**TASK GOAL**:
Exact reproduction required: print each line of the material below.

(DATA FOR THE TASK Opens)

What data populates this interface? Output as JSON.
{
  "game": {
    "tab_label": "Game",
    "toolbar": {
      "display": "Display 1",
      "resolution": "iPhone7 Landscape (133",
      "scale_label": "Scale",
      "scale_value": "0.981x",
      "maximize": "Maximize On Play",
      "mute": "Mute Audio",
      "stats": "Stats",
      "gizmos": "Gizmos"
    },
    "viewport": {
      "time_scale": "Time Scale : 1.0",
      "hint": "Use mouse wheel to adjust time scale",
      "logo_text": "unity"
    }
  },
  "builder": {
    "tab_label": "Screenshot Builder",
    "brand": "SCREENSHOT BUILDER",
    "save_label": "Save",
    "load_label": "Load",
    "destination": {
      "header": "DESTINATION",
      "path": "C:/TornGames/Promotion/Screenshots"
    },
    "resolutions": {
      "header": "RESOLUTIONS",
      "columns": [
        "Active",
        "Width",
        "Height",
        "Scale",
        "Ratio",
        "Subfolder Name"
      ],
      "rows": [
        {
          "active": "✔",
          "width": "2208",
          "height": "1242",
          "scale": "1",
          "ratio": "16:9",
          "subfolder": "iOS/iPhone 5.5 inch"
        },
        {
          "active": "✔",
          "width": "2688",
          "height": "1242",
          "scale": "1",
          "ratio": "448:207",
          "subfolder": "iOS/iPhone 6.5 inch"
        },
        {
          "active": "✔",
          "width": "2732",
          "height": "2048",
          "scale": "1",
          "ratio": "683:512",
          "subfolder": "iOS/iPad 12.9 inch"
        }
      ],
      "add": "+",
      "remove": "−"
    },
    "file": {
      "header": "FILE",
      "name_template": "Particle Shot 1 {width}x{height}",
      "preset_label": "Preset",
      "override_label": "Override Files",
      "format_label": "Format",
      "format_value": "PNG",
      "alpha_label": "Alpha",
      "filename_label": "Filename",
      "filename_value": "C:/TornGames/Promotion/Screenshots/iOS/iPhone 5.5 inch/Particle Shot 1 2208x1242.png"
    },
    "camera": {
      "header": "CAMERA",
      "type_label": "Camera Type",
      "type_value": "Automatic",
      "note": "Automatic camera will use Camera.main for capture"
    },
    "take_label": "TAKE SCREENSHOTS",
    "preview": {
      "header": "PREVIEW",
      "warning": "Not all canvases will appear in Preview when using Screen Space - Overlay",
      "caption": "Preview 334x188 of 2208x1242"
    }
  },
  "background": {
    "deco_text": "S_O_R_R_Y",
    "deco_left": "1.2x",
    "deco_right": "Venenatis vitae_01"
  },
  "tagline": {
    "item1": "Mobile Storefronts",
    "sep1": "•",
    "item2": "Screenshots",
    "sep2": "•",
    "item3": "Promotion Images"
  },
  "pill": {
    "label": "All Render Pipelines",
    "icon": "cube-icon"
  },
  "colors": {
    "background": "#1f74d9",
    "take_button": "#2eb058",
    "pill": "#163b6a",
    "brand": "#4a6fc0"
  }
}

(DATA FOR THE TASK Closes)

**RESPONSE AREA**:
What data populates this interface? Output as JSON.
{
  "game": {
    "tab_label": "Game",
    "toolbar": {
      "display": "Display 1",
      "resolution": "iPhone7 Landscape (133",
      "scale_label": "Scale",
      "scale_value": "0.981x",
      "maximize": "Maximize On Play",
      "mute": "Mute Audio",
      "stats": "Stats",
      "gizmos": "Gizmos"
    },
    "viewport": {
      "time_scale": "Time Scale : 1.0",
      "hint": "Use mouse wheel to adjust time scale",
      "logo_text": "unity"
    }
  },
  "builder": {
    "tab_label": "Screenshot Builder",
    "brand": "SCREENSHOT BUILDER",
    "save_label": "Save",
    "load_label": "Load",
    "destination": {
      "header": "DESTINATION",
      "path": "C:/TornGames/Promotion/Screenshots"
    },
    "resolutions": {
      "header": "RESOLUTIONS",
      "columns": [
        "Active",
        "Width",
        "Height",
        "Scale",
        "Ratio",
        "Subfolder Name"
      ],
      "rows": [
        {
          "active": "✔",
          "width": "2208",
          "height": "1242",
          "scale": "1",
          "ratio": "16:9",
          "subfolder": "iOS/iPhone 5.5 inch"
        },
        {
          "active": "✔",
          "width": "2688",
          "height": "1242",
          "scale": "1",
          "ratio": "448:207",
          "subfolder": "iOS/iPhone 6.5 inch"
        },
        {
          "active": "✔",
          "width": "2732",
          "height": "2048",
          "scale": "1",
          "ratio": "683:512",
          "subfolder": "iOS/iPad 12.9 inch"
        }
      ],
      "add": "+",
      "remove": "−"
    },
    "file": {
      "header": "FILE",
      "name_template": "Particle Shot 1 {width}x{height}",
      "preset_label": "Preset",
      "override_label": "Override Files",
      "format_label": "Format",
      "format_value": "PNG",
      "alpha_label": "Alpha",
      "filename_label": "Filename",
      "filename_value": "C:/TornGames/Promotion/Screenshots/iOS/iPhone 5.5 inch/Particle Shot 1 2208x1242.png"
    },
    "camera": {
      "header": "CAMERA",
      "type_label": "Camera Type",
      "type_value": "Automatic",
      "note": "Automatic camera will use Camera.main for capture"
    },
    "take_label": "TAKE SCREENSHOTS",
    "preview": {
      "header": "PREVIEW",
      "warning": "Not all canvases will appear in Preview when using Screen Space - Overlay",
      "caption": "Preview 334x188 of 2208x1242"
    }
  },
  "background": {
    "deco_text": "S_O_R_R_Y",
    "deco_left": "1.2x",
    "deco_right": "Venenatis vitae_01"
  },
  "tagline": {
    "item1": "Mobile Storefronts",
    "sep1": "•",
    "item2": "Screenshots",
    "sep2": "•",
    "item3": "Promotion Images"
  },
  "pill": {
    "label": "All Render Pipelines",
    "icon": "cube-icon"
  },
  "colors": {
    "background": "#1f74d9",
    "take_button": "#2eb058",
    "pill": "#163b6a",
    "brand": "#4a6fc0"
  }
}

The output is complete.